In the midst of all this dance-sex and lifting, the dance-movie villain remains steadfast (and a little unhinged) in her hatred of our heroine, and the rules of the genre dictate that a payback prank be undertaken. Natalie, Girls Just Want to Have Fun’s villainous rich girl with the fur coat, is intent on stealing Jeff and sabotaging Janey. She’s having a big, fancy debutante party, so obviously Janey and Lynn distribute hundreds of copies of her invite throughout the punk community, which leads to perhaps the most wonderful reaction shot in the history of cinema:
Obviously punks love deb balls, so they crash it (literally: An Adam Ant–looking dude flips through a plateglass window and hoards of punks descend, including an uncredited Robert Downey Jr.!) and ruin the jerk’s party. While no subsequent film followed Girls Just Want to Have Fun in featuring an insane punk subplot, dance films must have a B plot in which our hero or heroine humiliates their rival pre-finale.
8. The big show
After Overcoming Obstacles (in this case, it’s the rich girl’s scheming and Janey’s downer of a dad), the time has finally come for Janey and Jeff to perform at the Dance TV finals. Competition is fierce. Though these climactic dance scenes have elements of the first contests/battles, the choreography is tighter, the costumes shinier, and the stakes outlandishly, irrationally high.

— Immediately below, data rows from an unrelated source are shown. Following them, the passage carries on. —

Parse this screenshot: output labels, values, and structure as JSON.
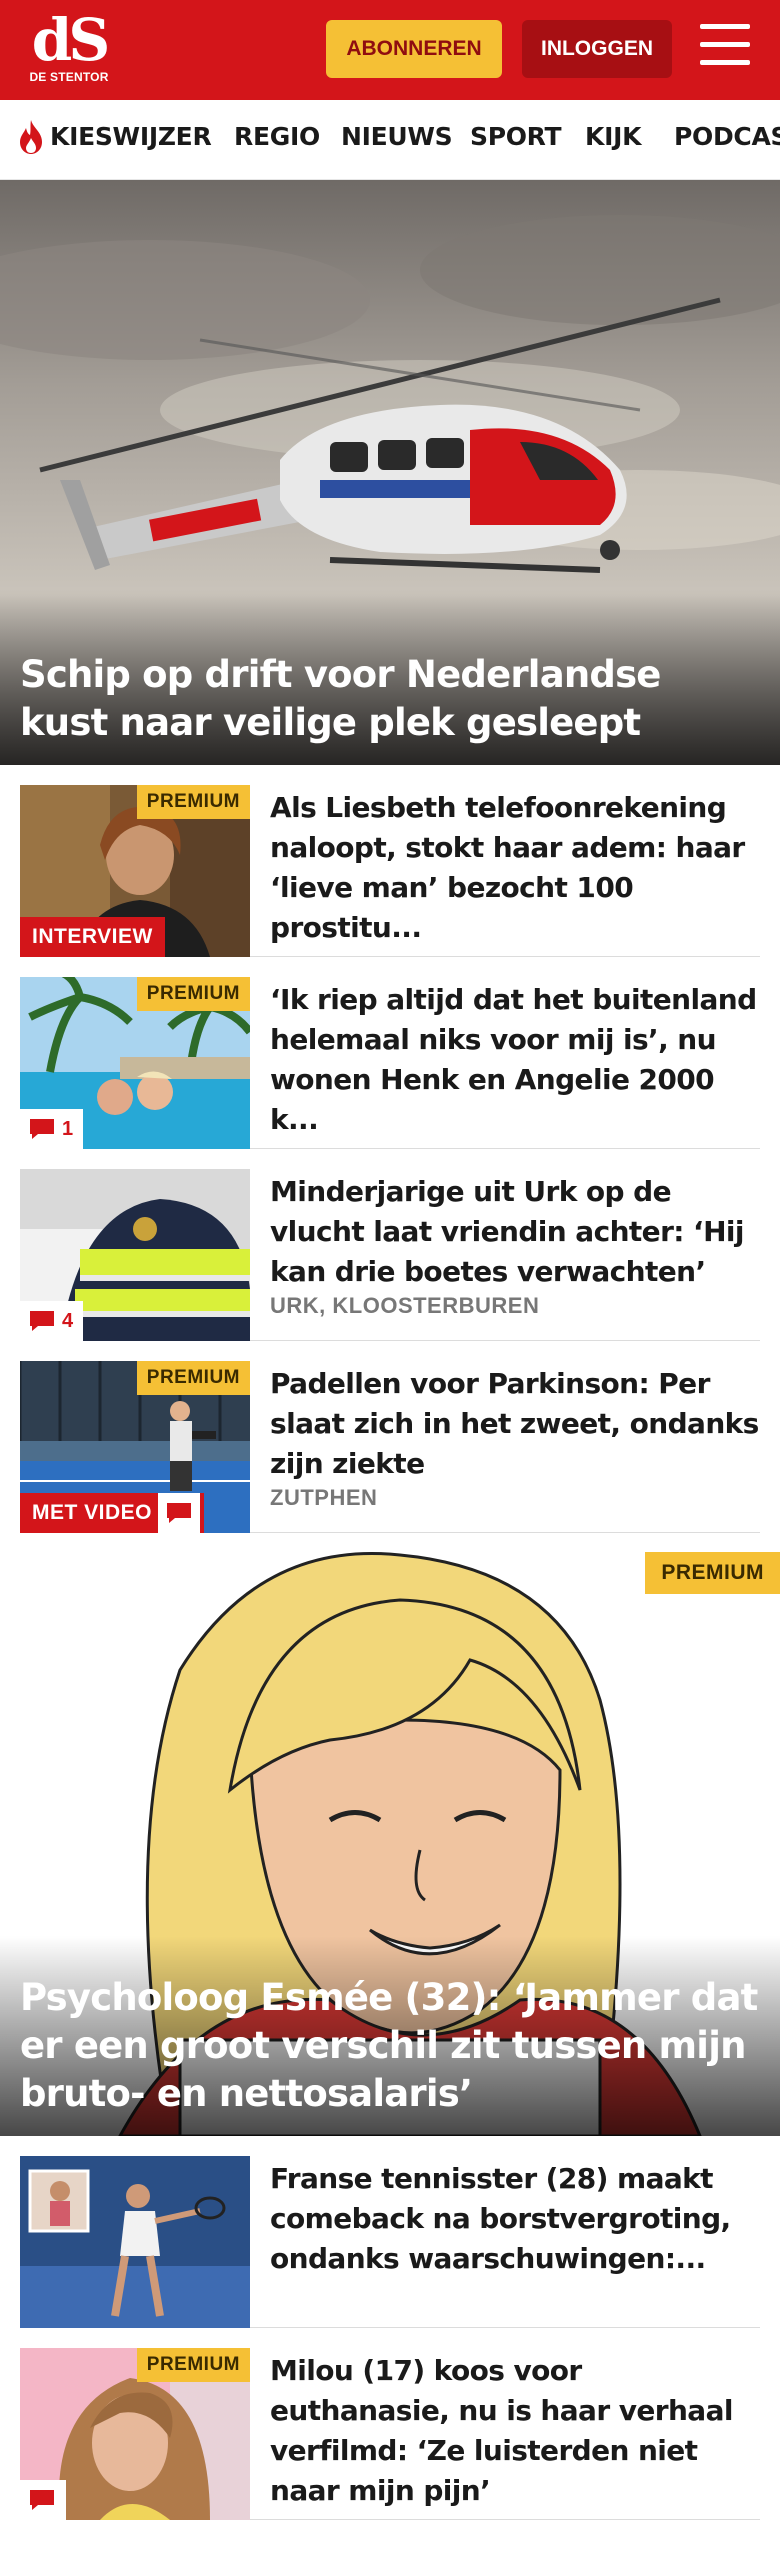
{
  "header": {
    "logo_mark": "dS",
    "logo_sub": "DE STENTOR",
    "subscribe_label": "ABONNEREN",
    "login_label": "INLOGGEN",
    "brand_color": "#d3151a",
    "accent_color": "#f5c035"
  },
  "nav": {
    "items": [
      {
        "label": "KIESWIJZER",
        "icon": "flame-icon"
      },
      {
        "label": "REGIO"
      },
      {
        "label": "NIEUWS"
      },
      {
        "label": "SPORT"
      },
      {
        "label": "KIJK"
      },
      {
        "label": "PODCAST"
      }
    ]
  },
  "hero": {
    "title": "Schip op drift voor Nederlandse kust naar veilige plek gesleept",
    "image": "rescue-helicopter-photo"
  },
  "articles": [
    {
      "title": "Als Liesbeth telefoonrekening naloopt, stokt haar adem: haar ‘lieve man’ bezocht 100 prostitu...",
      "premium": "PREMIUM",
      "label": "INTERVIEW",
      "image": "woman-portrait-photo"
    },
    {
      "title": "‘Ik riep altijd dat het buitenland helemaal niks voor mij is’, nu wonen Henk en Angelie 2000 k...",
      "premium": "PREMIUM",
      "comments": "1",
      "image": "couple-in-pool-photo"
    },
    {
      "title": "Minderjarige uit Urk op de vlucht laat vriendin achter: ‘Hij kan drie boetes verwachten’",
      "location": "URK, KLOOSTERBUREN",
      "comments": "4",
      "image": "police-officer-photo"
    },
    {
      "title": "Padellen voor Parkinson: Per slaat zich in het zweet, ondanks zijn ziekte",
      "location": "ZUTPHEN",
      "premium": "PREMIUM",
      "label": "MET VIDEO",
      "image": "padel-court-photo"
    }
  ],
  "feature": {
    "title": "Psycholoog Esmée (32): ‘Jammer dat er een groot verschil zit tussen mijn bruto- en nettosalaris’",
    "premium": "PREMIUM",
    "image": "illustrated-woman-drawing"
  },
  "articles2": [
    {
      "title": "Franse tennisster (28) maakt comeback na borstvergroting, ondanks waarschuwingen:...",
      "image": "tennis-player-photo"
    },
    {
      "title": "Milou (17) koos voor euthanasie, nu is haar verhaal verfilmd: ‘Ze luisterden niet naar mijn pijn’",
      "premium": "PREMIUM",
      "image": "girl-portrait-photo"
    }
  ]
}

Janey and Jeff are up against the best of the best:
There’s a lot of hand trickery:
And these two, nailing it (while also predicting Janelle Monáe):
Other finalists will bring the crowd to standing ovations, our heroine will experience a final crisis of confidence, and things will look dire (an announcer will likely proclaim the contest essentially over and the crown assigned before our hero even dances). Then, just as the competition seems insurmountable, the lights lower, and our heroes take the stage. Here, Janey and Jeff bring it in the rousing, slo-mo-enhanced dance climax:
Now the audience waits. The heroes’ final number will be observed by unreadable judges. Much jotting of notes! Are they writing “These guys are fantastic!” or “They have made me wish no one had ever combined dance and TV”?
But one judge’s enthusiasm is not at all unreadable. The poker-faced judges hate that:
9. The disapproving parent who comes around
I understand why parents might not be overly psyched when their kids express a desire to make a career out of flipping on TV or krumping in abandoned warehouses. It’s not all International Dance Battles, kids! But within the dance-movie oeuvre, it’s essential that the disapproving parent’s oppressive ideas about college or non-yard-stomping careers be trumped by the power of their child’s extraordinary gift. In Girls Just Want to Have Fun, we have not one, but two disapproving parents. Janey’s dad, the army colonel, doesn’t approve of all this boy-girl lifting business, and Jeff’s dad wants to know “what happened to trade school?” But as they watch their children perform, their very reasonable qualms are forgotten, as illustrated by the sight of a once-disapproving adult enthusiastically cheering/weeping with pride:
See Also: Step Up, How She Move, Billy Elliot, Center Stage, Dirty Dancing
10. Oh no! It’s a tie! DANCE-OFF!
Because the tension is high, but not at breaking point, it’s essential to build in a final, heart-stopping, full-tilt dance-off as your final scene. In Girls Just Want to Have Fun, Janey and Jeff finally triumph over Rich Girl with a synchronized set of flips (Jeff finally figured it out!). Janey’s springy routine has always technically been more gymnastics than dancing, but it’s still impressive. The dancing skills in today’s battles may have advanced, but the celebratory, suspendered muscle flex remains the genre’s emotional touchstone: